BRO is pleased to announce that were offering our FREE fly fishing classes again for 2012. With all the news that folks are spending less and less time outside, we feel this is a great way to generate renewed interest in the sport of fly fishing. Whether you’ve never cast a fly rod or maybe ventured out a couple of times in the past few years, the Orvis Fly Fishing classes are geared toward every skill level and it’s a great way to spend a Saturday afternoon – better than the mall right? Right?

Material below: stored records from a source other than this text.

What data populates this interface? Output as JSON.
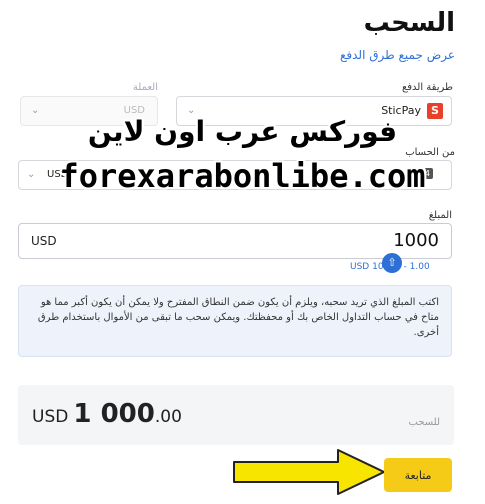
{
  "header": {
    "title": "السحب",
    "view_all_methods": "عرض جميع طرق الدفع"
  },
  "payment_method": {
    "label": "طريقة الدفع",
    "value": "SticPay",
    "logo_letter": "S"
  },
  "currency": {
    "label": "العملة",
    "value": "USD"
  },
  "from_account": {
    "label": "من الحساب",
    "value_currency": "USD",
    "badge": "MT4"
  },
  "amount": {
    "label": "المبلغ",
    "currency": "USD",
    "value": "1000",
    "limits_text": "USD 10 .00 - 1.00"
  },
  "info": {
    "text": "اكتب المبلغ الذي تريد سحبه، ويلزم أن يكون ضمن النطاق المفترح ولا يمكن أن يكون أكبر مما هو متاح في حساب التداول الخاص بك أو محفظتك. ويمكن سحب ما تبقى من الأموال باستخدام طرق أخرى."
  },
  "summary": {
    "label": "للسحب",
    "currency": "USD",
    "whole": "1 000",
    "decimals": ".00"
  },
  "actions": {
    "continue_label": "متابعة"
  },
  "watermark": {
    "line1": "فوركس عرب اون لاين",
    "line2": "forexarabonlibe.com"
  },
  "colors": {
    "accent_blue": "#2e6fd6",
    "button_yellow": "#f5cb17",
    "arrow_yellow": "#f7e500",
    "sticpay_red": "#e8412b"
  }
}
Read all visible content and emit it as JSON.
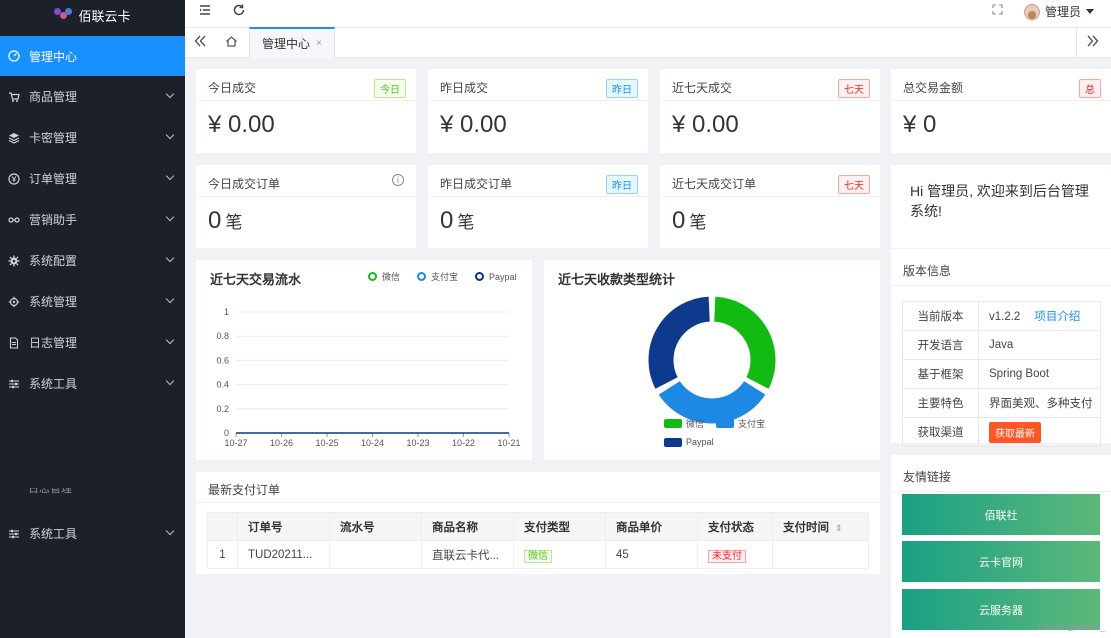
{
  "app": {
    "logo_text": "佰联云卡"
  },
  "sidebar": {
    "items": [
      {
        "label": "管理中心",
        "icon": "dashboard-icon"
      },
      {
        "label": "商品管理",
        "icon": "cart-icon"
      },
      {
        "label": "卡密管理",
        "icon": "layers-icon"
      },
      {
        "label": "订单管理",
        "icon": "yen-icon"
      },
      {
        "label": "营销助手",
        "icon": "link-icon"
      },
      {
        "label": "系统配置",
        "icon": "gear-icon"
      },
      {
        "label": "系统管理",
        "icon": "settings-icon"
      },
      {
        "label": "日志管理",
        "icon": "document-icon"
      },
      {
        "label": "系统工具",
        "icon": "sliders-icon"
      }
    ],
    "cut_label": "日志管理",
    "bottom_label": "系统工具"
  },
  "topbar": {
    "user_name": "管理员"
  },
  "tabs": {
    "active": "管理中心",
    "close": "×"
  },
  "stats": [
    {
      "label": "今日成交",
      "badge": "今日",
      "value": "¥ 0.00",
      "color": "green"
    },
    {
      "label": "昨日成交",
      "badge": "昨日",
      "value": "¥ 0.00",
      "color": "blue"
    },
    {
      "label": "近七天成交",
      "badge": "七天",
      "value": "¥ 0.00",
      "color": "red"
    },
    {
      "label": "总交易金额",
      "badge": "总",
      "value": "¥ 0",
      "color": "red"
    }
  ],
  "orders_stats": [
    {
      "label": "今日成交订单",
      "value": "0",
      "unit": "笔"
    },
    {
      "label": "昨日成交订单",
      "badge": "昨日",
      "value": "0",
      "unit": "笔"
    },
    {
      "label": "近七天成交订单",
      "badge": "七天",
      "value": "0",
      "unit": "笔"
    }
  ],
  "welcome": "Hi 管理员, 欢迎来到后台管理系统!",
  "version": {
    "title": "版本信息",
    "rows": [
      {
        "k": "当前版本",
        "v": "v1.2.2",
        "link": "项目介绍"
      },
      {
        "k": "开发语言",
        "v": "Java"
      },
      {
        "k": "基于框架",
        "v": "Spring Boot"
      },
      {
        "k": "主要特色",
        "v": "界面美观、多种支付"
      },
      {
        "k": "获取渠道",
        "button": "获取最新"
      }
    ]
  },
  "friend_links": {
    "title": "友情链接",
    "items": [
      "佰联社",
      "云卡官网",
      "云服务器"
    ]
  },
  "chart_line": {
    "title": "近七天交易流水",
    "legend": [
      "微信",
      "支付宝",
      "Paypal"
    ]
  },
  "chart_pie": {
    "title": "近七天收款类型统计",
    "legend": [
      "微信",
      "支付宝",
      "Paypal"
    ]
  },
  "chart_data": [
    {
      "type": "line",
      "title": "近七天交易流水",
      "categories": [
        "10-27",
        "10-26",
        "10-25",
        "10-24",
        "10-23",
        "10-22",
        "10-21"
      ],
      "series": [
        {
          "name": "微信",
          "values": [
            0,
            0,
            0,
            0,
            0,
            0,
            0
          ],
          "color": "#11bb11"
        },
        {
          "name": "支付宝",
          "values": [
            0,
            0,
            0,
            0,
            0,
            0,
            0
          ],
          "color": "#1e88e5"
        },
        {
          "name": "Paypal",
          "values": [
            0,
            0,
            0,
            0,
            0,
            0,
            0
          ],
          "color": "#0d2d80"
        }
      ],
      "yticks": [
        "0",
        "0.2",
        "0.4",
        "0.6",
        "0.8",
        "1"
      ],
      "ylim": [
        0,
        1
      ],
      "legend_position": "top-right"
    },
    {
      "type": "pie",
      "title": "近七天收款类型统计",
      "labels": [
        "微信",
        "支付宝",
        "Paypal"
      ],
      "values": [
        1,
        1,
        1
      ],
      "colors": [
        "#11bb11",
        "#1e88e5",
        "#0d3a8c"
      ],
      "legend_position": "bottom"
    }
  ],
  "orders": {
    "title": "最新支付订单",
    "headers": [
      "",
      "订单号",
      "流水号",
      "商品名称",
      "支付类型",
      "商品单价",
      "支付状态",
      "支付时间"
    ],
    "rows": [
      {
        "idx": "1",
        "order_no": "TUD20211...",
        "serial": "",
        "product": "直联云卡代...",
        "pay_type": "微信",
        "price": "45",
        "status": "未支付",
        "time": ""
      }
    ]
  },
  "watermark": "CSDN @weixin_"
}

There’s no need to bring anything but a good attitude and lots of patience…..remember – it’s fly fishing!! In the 101 class we’ll focus on rigging and casting – simple basics to get you that much closer to becoming a self sufficient and successful angler. We are hoping to start these classes in May and run them through July. We will post dates as soon as we know them. To find out more, give us a ring or better yet, stop in…….keeps us from working! See ya on the water.